What is the benefit of doing this?
One thing to keep in mind is that the application, the domain model, and persistence each evolve at a different pace from the others. The domain is expected to be able to support multiple applications; and you are supposed to be able to revise the implementation within the domain frequently -- but persistence generally evolves more slowly, because we don't throw away the accumulated state each time we update the model.
The Repository interfaces were contained in the Core project and the Repository classes (implementations) were contained in the Infrastructure project.
Well, the repository interface is the contract that defines the agreement between the application and the domain model (which is itself encapsulating the persistence component behind it). So it makes a certain amount of sense that those interfaces are either in core or in application -- if you aren't going to pull them out separately, and you are expecting to support multiple applications, core is the natural home for them.
As for where the implementations go, that gets a bit trickier. The entities and values in your domain model have two logically distinct representations - the one you see in memory, and the one you see in your durable store (think objects in memory vs rows in an RDBMS).
What Evans described in the blue book is that the role of the repository is to provide the illusion that the aggregates all live in memory. So it's reasonable to think of the repository as a service provider interface, with the infrastructure component as the service provider responsible for deciding how to serialize/deserialize data to/from the book of record.
CQRS helps to make this separation clear; because the read and write use cases differ, the roles defined for the repository are also different. In particular, it's not surprising that we might decide that a particular use case wants a specific kind of data store -- a document store for providing cached representations of views, or a graph database for fast queries of a social network.
In this sort of a design, that change is easy -- you just swap out the specific persistence implementation, and the changes to the applications and the domain models are minimal; the infrastructure changes a lot (complete replacement within that use case), and the composition root a little (replacing one persistence module with another), but the model and the application are unaffected by the change.

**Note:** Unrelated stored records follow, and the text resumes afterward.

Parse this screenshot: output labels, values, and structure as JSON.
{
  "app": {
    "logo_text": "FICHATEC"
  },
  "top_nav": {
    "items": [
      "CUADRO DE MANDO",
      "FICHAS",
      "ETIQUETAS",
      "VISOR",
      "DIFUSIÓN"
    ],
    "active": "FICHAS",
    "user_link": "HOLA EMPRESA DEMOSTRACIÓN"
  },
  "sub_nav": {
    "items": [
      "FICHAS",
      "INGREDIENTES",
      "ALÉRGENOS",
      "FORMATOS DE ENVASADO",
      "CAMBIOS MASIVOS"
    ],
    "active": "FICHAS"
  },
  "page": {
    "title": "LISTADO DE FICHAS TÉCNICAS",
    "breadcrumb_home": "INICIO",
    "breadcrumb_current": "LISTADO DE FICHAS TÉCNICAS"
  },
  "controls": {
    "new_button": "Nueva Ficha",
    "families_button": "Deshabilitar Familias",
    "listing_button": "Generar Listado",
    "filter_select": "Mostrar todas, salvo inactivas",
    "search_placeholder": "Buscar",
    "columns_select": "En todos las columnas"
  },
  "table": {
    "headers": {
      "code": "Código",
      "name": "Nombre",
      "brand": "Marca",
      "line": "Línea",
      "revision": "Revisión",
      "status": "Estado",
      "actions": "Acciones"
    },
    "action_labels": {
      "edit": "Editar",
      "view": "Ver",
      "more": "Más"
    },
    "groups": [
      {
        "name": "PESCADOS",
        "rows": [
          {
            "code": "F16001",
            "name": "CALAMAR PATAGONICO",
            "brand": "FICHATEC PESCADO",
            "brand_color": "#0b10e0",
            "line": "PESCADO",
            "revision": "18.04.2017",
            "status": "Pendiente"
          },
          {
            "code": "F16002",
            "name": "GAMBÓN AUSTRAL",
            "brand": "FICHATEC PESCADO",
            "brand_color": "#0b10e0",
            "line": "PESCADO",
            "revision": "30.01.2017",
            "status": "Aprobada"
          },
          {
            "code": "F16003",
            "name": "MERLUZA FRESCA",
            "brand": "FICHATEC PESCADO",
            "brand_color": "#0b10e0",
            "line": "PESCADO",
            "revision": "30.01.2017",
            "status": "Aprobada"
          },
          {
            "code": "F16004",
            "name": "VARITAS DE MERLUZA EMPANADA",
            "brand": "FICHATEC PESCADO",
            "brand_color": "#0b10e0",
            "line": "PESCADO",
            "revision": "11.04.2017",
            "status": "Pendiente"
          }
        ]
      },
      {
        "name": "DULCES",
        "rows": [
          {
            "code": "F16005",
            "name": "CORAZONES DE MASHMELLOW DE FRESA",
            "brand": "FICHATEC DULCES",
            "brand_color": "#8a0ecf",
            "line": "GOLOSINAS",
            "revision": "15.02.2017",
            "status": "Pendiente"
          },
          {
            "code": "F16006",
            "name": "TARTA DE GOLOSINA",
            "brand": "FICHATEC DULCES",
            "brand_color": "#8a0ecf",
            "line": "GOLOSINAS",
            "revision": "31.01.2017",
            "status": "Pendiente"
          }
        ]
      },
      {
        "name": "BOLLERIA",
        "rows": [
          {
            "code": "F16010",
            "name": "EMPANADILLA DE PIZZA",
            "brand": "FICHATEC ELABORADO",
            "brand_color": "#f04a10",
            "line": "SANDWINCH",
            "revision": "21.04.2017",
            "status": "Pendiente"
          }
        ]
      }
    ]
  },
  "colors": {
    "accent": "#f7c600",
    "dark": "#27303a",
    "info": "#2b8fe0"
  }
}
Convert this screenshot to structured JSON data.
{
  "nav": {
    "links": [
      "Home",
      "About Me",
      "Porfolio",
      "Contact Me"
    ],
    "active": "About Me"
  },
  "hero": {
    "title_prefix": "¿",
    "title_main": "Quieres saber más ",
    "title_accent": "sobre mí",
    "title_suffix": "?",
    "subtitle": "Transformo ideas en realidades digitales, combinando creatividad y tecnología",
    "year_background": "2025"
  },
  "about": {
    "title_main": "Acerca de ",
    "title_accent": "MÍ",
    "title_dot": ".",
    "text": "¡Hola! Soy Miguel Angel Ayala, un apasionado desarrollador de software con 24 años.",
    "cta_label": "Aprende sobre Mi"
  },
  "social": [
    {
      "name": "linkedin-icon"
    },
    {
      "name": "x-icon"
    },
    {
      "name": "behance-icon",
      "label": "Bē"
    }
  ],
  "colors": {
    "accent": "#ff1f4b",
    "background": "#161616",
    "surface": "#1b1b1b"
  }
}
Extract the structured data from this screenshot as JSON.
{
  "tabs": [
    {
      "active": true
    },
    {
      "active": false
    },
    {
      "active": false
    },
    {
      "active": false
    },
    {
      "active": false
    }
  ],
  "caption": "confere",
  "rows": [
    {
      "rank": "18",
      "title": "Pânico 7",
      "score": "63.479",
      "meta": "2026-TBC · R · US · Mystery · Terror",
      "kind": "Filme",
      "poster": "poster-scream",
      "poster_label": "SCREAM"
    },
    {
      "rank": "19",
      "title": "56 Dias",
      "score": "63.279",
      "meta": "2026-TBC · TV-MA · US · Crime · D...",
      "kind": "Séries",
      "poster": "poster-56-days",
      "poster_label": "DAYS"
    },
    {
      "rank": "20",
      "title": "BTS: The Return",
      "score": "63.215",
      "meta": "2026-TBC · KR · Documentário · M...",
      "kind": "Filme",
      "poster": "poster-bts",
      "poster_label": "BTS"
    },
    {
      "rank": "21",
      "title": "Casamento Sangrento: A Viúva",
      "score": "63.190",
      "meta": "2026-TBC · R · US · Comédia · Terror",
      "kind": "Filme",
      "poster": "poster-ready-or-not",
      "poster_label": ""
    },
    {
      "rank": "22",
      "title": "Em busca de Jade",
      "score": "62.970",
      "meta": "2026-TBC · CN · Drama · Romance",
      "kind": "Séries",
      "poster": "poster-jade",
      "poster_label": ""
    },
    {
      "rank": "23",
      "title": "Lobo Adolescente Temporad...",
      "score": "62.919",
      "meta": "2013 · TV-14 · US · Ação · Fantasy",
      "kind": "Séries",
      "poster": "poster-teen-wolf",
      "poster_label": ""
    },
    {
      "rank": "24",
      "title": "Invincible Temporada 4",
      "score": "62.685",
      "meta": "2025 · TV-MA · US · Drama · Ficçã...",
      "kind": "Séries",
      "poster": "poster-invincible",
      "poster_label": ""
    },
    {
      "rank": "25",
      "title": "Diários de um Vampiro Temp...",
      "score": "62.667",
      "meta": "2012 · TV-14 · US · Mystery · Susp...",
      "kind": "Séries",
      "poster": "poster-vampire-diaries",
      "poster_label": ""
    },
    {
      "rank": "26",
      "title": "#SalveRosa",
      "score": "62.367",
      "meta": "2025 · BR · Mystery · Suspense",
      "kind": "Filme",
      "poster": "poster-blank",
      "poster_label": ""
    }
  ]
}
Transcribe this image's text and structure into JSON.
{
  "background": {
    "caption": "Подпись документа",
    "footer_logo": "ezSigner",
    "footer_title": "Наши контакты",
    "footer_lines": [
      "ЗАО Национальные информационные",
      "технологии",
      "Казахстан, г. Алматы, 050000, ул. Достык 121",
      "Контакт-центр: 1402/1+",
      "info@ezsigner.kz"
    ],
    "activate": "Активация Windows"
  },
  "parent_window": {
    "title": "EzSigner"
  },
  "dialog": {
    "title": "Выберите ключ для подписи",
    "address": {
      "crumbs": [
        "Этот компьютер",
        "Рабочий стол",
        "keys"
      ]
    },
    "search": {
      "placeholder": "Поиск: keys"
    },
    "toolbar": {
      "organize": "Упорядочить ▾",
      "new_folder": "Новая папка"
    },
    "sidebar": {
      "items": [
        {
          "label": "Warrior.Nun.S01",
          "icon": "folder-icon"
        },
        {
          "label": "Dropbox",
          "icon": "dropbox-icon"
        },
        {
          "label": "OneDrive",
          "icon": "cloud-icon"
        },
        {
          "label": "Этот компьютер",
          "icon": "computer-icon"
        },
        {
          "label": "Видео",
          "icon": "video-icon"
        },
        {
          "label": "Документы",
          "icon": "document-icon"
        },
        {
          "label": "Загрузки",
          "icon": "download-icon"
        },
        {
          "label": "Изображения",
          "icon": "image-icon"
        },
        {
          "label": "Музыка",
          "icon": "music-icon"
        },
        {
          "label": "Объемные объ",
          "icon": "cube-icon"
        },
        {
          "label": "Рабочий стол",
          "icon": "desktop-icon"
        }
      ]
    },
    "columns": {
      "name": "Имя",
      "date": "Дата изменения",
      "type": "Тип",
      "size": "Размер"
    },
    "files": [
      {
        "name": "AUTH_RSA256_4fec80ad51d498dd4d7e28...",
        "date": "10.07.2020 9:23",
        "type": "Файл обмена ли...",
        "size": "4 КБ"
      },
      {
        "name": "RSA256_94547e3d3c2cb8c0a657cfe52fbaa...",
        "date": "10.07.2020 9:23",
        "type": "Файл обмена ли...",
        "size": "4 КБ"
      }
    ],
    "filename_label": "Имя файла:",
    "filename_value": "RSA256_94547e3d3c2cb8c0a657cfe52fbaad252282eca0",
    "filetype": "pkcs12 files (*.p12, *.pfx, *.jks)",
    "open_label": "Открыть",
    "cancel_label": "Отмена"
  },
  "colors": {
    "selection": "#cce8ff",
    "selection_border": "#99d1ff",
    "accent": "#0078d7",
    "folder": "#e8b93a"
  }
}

It can, of course, get more intricate: in event sourced systems, you normally have a representation of events in your durable event store, which may or may not align with the representation of events in memory, which in turn are distinct from the representations of the aggregates that you use when computing new events. In this sort of system, the persistence component would normally be concerned with writing events to and from your event store, where the translations of event histories to and from the aggregates would live in the domain model (ie: core).